START Available data

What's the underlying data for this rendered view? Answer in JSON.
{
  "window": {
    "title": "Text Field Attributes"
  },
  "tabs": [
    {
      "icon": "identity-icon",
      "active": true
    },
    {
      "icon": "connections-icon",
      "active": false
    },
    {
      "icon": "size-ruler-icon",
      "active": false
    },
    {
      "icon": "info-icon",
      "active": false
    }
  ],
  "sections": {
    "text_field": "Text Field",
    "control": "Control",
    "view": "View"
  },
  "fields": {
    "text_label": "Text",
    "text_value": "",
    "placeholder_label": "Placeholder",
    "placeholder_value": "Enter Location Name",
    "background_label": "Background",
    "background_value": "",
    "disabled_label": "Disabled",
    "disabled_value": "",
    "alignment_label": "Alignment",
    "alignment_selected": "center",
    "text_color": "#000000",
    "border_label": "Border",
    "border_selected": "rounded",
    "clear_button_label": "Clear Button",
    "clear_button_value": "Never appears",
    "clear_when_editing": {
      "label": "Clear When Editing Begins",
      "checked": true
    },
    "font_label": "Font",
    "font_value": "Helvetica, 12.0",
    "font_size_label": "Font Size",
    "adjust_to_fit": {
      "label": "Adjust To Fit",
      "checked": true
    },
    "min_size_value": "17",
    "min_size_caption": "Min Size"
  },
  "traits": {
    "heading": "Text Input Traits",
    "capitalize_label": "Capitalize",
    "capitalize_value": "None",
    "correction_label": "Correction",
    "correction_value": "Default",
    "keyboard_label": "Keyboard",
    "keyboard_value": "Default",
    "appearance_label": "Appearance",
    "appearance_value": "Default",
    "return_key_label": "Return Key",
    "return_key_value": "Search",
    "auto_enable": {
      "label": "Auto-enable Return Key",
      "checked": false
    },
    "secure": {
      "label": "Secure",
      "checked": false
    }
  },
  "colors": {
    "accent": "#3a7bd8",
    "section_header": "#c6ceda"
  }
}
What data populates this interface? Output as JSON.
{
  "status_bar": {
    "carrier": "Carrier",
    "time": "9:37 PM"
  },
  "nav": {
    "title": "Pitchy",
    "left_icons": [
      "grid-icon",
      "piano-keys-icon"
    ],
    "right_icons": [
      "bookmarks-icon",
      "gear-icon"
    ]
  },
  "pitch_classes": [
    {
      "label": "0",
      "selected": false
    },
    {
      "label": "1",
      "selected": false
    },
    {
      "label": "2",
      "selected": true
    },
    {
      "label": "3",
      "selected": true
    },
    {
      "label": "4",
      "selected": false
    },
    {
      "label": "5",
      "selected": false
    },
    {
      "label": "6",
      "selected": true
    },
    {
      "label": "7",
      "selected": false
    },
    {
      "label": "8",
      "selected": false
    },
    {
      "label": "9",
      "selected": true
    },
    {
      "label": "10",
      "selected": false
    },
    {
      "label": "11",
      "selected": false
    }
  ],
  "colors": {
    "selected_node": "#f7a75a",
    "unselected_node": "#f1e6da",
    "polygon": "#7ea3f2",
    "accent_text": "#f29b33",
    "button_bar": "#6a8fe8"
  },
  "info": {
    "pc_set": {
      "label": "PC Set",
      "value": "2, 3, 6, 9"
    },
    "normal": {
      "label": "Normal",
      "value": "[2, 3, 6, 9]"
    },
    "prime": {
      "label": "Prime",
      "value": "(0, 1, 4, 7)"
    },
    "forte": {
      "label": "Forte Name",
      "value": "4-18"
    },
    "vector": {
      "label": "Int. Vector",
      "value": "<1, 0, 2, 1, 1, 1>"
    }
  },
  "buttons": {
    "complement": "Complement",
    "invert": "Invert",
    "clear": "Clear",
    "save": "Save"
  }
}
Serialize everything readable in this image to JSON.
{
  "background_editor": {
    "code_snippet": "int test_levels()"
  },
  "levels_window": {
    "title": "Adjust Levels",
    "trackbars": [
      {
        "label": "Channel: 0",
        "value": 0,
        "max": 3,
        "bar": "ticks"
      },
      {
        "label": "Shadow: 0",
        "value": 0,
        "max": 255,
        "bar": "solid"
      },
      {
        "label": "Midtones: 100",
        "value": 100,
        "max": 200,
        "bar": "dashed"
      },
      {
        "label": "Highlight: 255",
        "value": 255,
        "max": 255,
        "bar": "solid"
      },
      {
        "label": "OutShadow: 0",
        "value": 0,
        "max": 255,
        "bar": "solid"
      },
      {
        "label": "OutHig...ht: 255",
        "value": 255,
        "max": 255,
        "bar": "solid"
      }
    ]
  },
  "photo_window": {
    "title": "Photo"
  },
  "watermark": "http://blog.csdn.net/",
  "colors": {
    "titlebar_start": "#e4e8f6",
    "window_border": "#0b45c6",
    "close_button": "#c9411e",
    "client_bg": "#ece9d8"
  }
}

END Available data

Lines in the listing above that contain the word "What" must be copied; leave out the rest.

### Expected answer
What's the underlying data for this rendered view? Answer in JSON.
What data populates this interface? Output as JSON.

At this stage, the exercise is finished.